To compile this survey, the ALM polled organizations with 5,000 or more employees (46%), with 66 percent of participating organizations reporting annual sales revenues of $1 billion or more.
The number of attorneys in 2009 sank to 126,669 lawyers, compared with 131,928 attorneys last year. In 2008, the number of attorneys increased by 4.3 percent. This is only the third time since 1978 that lawyer counts has dropped.
Which of the 75 law firms on the NLJ list bled the most in 2009?
- Fried, Frank, Harris, Shriver & Jacobson, which declined by 26.4 percent to 468 attorneys from 636 in 2008.
- Latham & Watkins, which shed 444 lawyers, had the biggest number of layoffs. It had 1,878 attorneys this year, compared with 2,322 in 2008, for a 19.1 percent decline.
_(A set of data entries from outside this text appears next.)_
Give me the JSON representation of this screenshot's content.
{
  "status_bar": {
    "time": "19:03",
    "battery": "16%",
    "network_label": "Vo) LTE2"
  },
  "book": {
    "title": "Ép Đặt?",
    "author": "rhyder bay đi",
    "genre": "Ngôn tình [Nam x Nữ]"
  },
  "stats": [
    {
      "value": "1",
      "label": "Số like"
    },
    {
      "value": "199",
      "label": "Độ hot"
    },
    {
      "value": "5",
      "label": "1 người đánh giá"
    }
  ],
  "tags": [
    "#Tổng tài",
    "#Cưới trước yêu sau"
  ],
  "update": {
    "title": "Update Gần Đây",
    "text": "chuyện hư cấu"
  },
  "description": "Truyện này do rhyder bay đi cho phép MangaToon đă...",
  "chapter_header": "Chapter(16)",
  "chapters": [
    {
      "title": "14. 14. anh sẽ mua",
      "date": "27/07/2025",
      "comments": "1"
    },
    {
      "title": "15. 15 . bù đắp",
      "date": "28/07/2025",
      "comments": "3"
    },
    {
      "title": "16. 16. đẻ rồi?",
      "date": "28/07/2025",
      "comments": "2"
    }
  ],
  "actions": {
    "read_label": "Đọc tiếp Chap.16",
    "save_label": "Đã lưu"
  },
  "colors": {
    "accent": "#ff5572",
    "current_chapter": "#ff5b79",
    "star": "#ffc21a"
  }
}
- Taking the No. 1 position on the NLJ 250 was Baker & McKenzie, which had 3,949 attorneys.
- DLA Piper took the No. 2 spot this year. Its lawyer population fell by 7.3 pecent, to 3,450 attorneys from 3,721 attorneys in 2008.
Associates were the hardest hit by layoffs; their rank shrank by 8.7 percent, to 61,733 from 67,648 last year.
Partners, on the other hand, seem to be doing better as a whole. The number of partners in 2009 was 53,468, compared with 52,980 in 2008, an increase of 0.9 percent.
Perhaps the most worrisome numbers are those of first-year associates whose start dates law firms deferred. Of the 250 firms on the list, 113 reported that they deferred a total of 2,784 associates. That figure represents 42 percent of the 6,636 law graduates who would have been in the incoming first-year associate class.
This will have a major impact on the future of employment for both current and would-be lawyers that have recently graduated. The unemployment rate hit 10.2 percent in October. All told, 15.7 million Americans are out of work. Lawyers are no exception.
The legal sector lost 5,800 jobs, according to seasonally adjusted statistics in a recently released report (PDF) from the U.S. Bureau of Labor Statistics. When not seasonally adjusted, the figures show a gain of 1,500 jobs, but that is probably attributable to the elimination of summer associates from law firm payrolls, reports the Am Law Daily.
What can these unemployed lawyers expect from the job market? Many are looking at a long road ahead, often looking for 6-12 months before gaining employment. Grim figures that are unlikely to change in the near future, especially with the end of the year closing in, which traditionally provides for additional layoffs.
[Leigh Jones, The National Law Journal, November 09, 2009]